┏━━
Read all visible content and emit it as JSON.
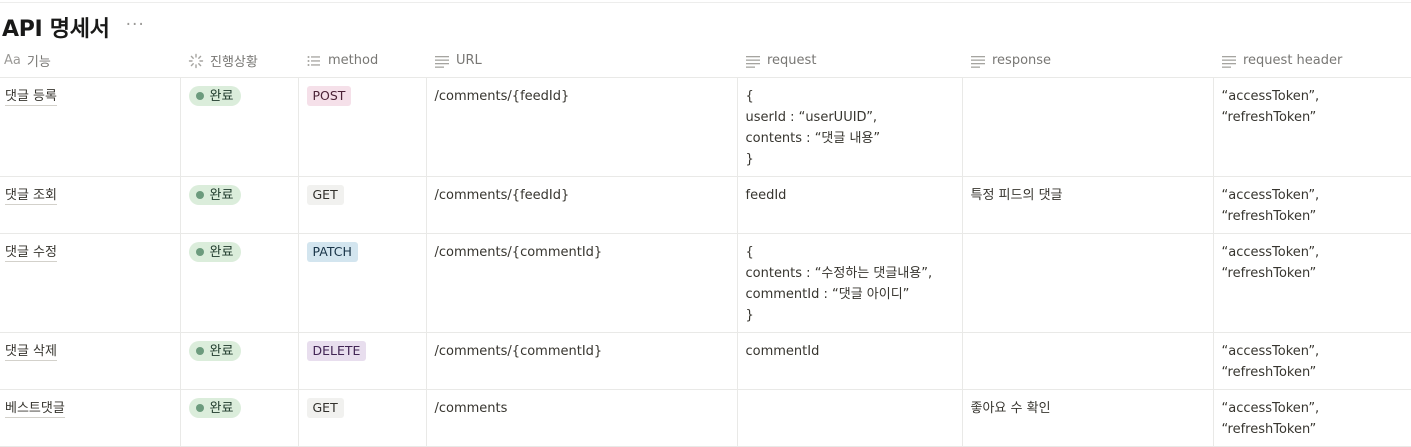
{
  "page": {
    "title": "API 명세서",
    "more_icon": "ellipsis-icon",
    "more_label": "···"
  },
  "columns": [
    {
      "key": "name",
      "label": "기능",
      "icon": "title-aa-icon",
      "icon_label": "Aa"
    },
    {
      "key": "status",
      "label": "진행상황",
      "icon": "status-spinner-icon"
    },
    {
      "key": "method",
      "label": "method",
      "icon": "list-icon"
    },
    {
      "key": "url",
      "label": "URL",
      "icon": "text-lines-icon"
    },
    {
      "key": "request",
      "label": "request",
      "icon": "text-lines-icon"
    },
    {
      "key": "response",
      "label": "response",
      "icon": "text-lines-icon"
    },
    {
      "key": "request_header",
      "label": "request header",
      "icon": "text-lines-icon"
    }
  ],
  "rows": [
    {
      "name": "댓글 등록",
      "status": "완료",
      "method": "POST",
      "url": "/comments/{feedId}",
      "request": [
        "{",
        "userId : “userUUID”,",
        "contents : “댓글 내용”",
        "}"
      ],
      "response": "",
      "request_header": [
        "“accessToken”,",
        "“refreshToken”"
      ]
    },
    {
      "name": "댓글 조회",
      "status": "완료",
      "method": "GET",
      "url": "/comments/{feedId}",
      "request": [
        "feedId"
      ],
      "response": "특정 피드의 댓글",
      "request_header": [
        "“accessToken”,",
        "“refreshToken”"
      ]
    },
    {
      "name": "댓글 수정",
      "status": "완료",
      "method": "PATCH",
      "url": "/comments/{commentId}",
      "request": [
        "{",
        "contents : “수정하는 댓글내용”,",
        "commentId : “댓글 아이디”",
        "}"
      ],
      "response": "",
      "request_header": [
        "“accessToken”,",
        "“refreshToken”"
      ]
    },
    {
      "name": "댓글 삭제",
      "status": "완료",
      "method": "DELETE",
      "url": "/comments/{commentId}",
      "request": [
        "commentId"
      ],
      "response": "",
      "request_header": [
        "“accessToken”,",
        "“refreshToken”"
      ]
    },
    {
      "name": "베스트댓글",
      "status": "완료",
      "method": "GET",
      "url": "/comments",
      "request": [],
      "response": "좋아요 수 확인",
      "request_header": [
        "“accessToken”,",
        "“refreshToken”"
      ]
    }
  ],
  "colors": {
    "status_bg": "#dbeddb",
    "status_dot": "#6c9b7d",
    "status_text": "#1c3829",
    "method_post_bg": "#f5e0e9",
    "method_post_text": "#4c2337",
    "method_get_bg": "#f1f1ef",
    "method_get_text": "#32302c",
    "method_patch_bg": "#d3e5ef",
    "method_patch_text": "#183347",
    "method_delete_bg": "#e8deee",
    "method_delete_text": "#412454"
  }
}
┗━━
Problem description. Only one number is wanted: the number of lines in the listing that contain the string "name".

Task output. 6